Tips for Success
Here are some tips that the trial team must always keep in mind during IP cases:
- To persuade jurors to find for your client the information presented to them must be believable, understandable and useable. Many times experts can persuade a subset of jurors to believe their expert opinions; the problem lies in that the jurors cannot use or effectively discuss the information because of its complexity. This is very problematic when the jurors who are persuaded by the expert’s opinion have to go into deliberation to debate the issues with opposing jurors. It is critical that the expert find simple, useable messages that the jurors are able to use to defeat the opposing jurors during deliberation.
- When defending a patent infringement suit, the trial team must clearly define an alternative plausible explanation for jurors. This explanation must be believable and should point to a different reason for why the evidence exists that the plaintiff is relying on to prove infringement. The team must demonstrate that what the other side said is not true. Once that it is established, the jury will be receptive to a compelling alternative: “Here is the truth and here is why you should believe me.”
- Trial teams must find experts in IP cases who can provide testimony at the level of the jurors. Experts must be able to use expert testimony analogies that work and are understandable. Many times the expert who wins the day from the juror’s perspective is not the Ivy League doctor or preeminent scholar on the topic. Credentials are very important, but those must be bootstrapped with compelling and believable testimony that the jurors can use in deliberations. Jurors must walk away from the expert’s testimony saying, “Wow, I just learned a lot from Dr. X. I really like him/her.”
- Understanding and identifying pre-existing beliefs that support the case are critical to success at trial. Jurors will always try to understand the case through their experiences. Pre-existing beliefs and experiences are extremely hard to overcome. Learning what pre-existing beliefs support your case can boost the persuasion of your case and motivate the jurors to fight for you in deliberations.

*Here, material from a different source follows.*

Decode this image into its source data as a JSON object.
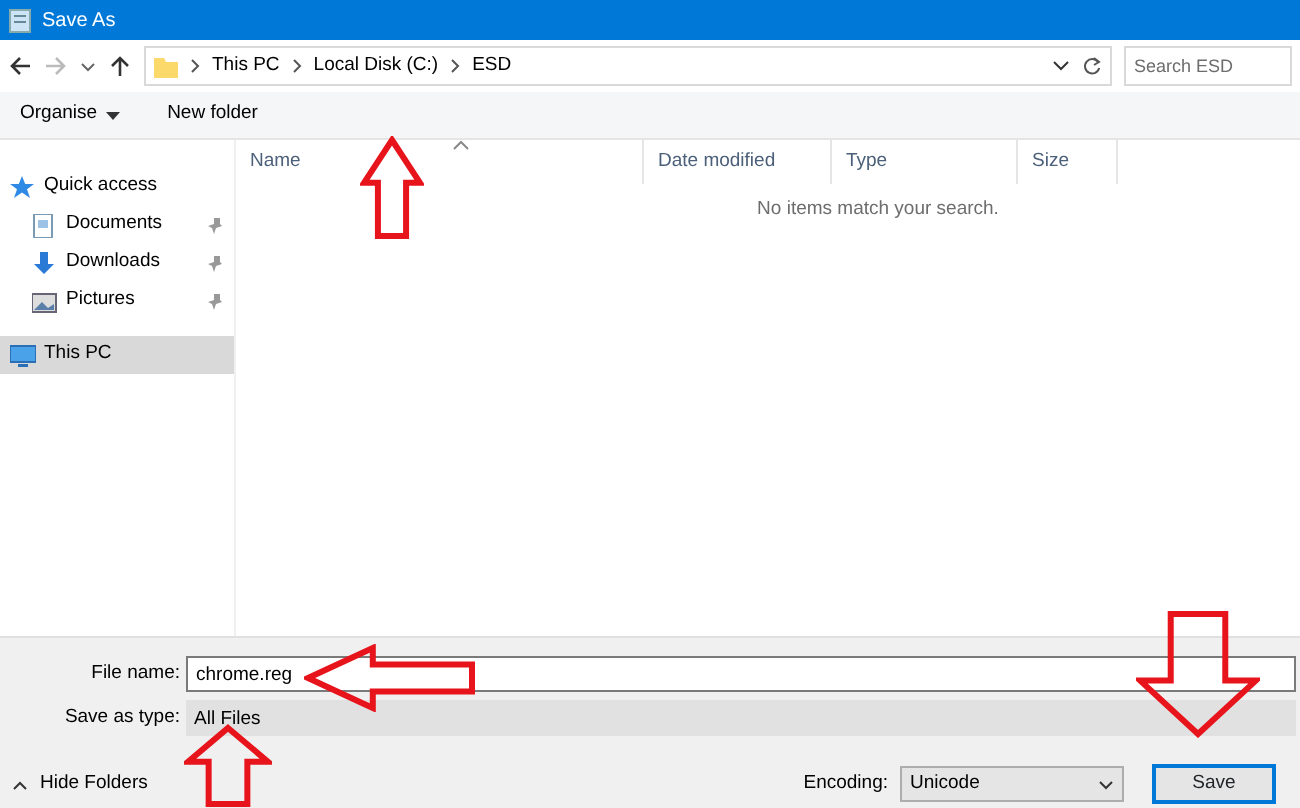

For more than two decades, my firm has worked with attorneys across the country on a broad range of complex litigation, including all types of IP cases. I would welcome the opportunity to talk with you about the competitive advantages of jury consulting.
Mark T. Gerard, M.A.
President, The Litigation Group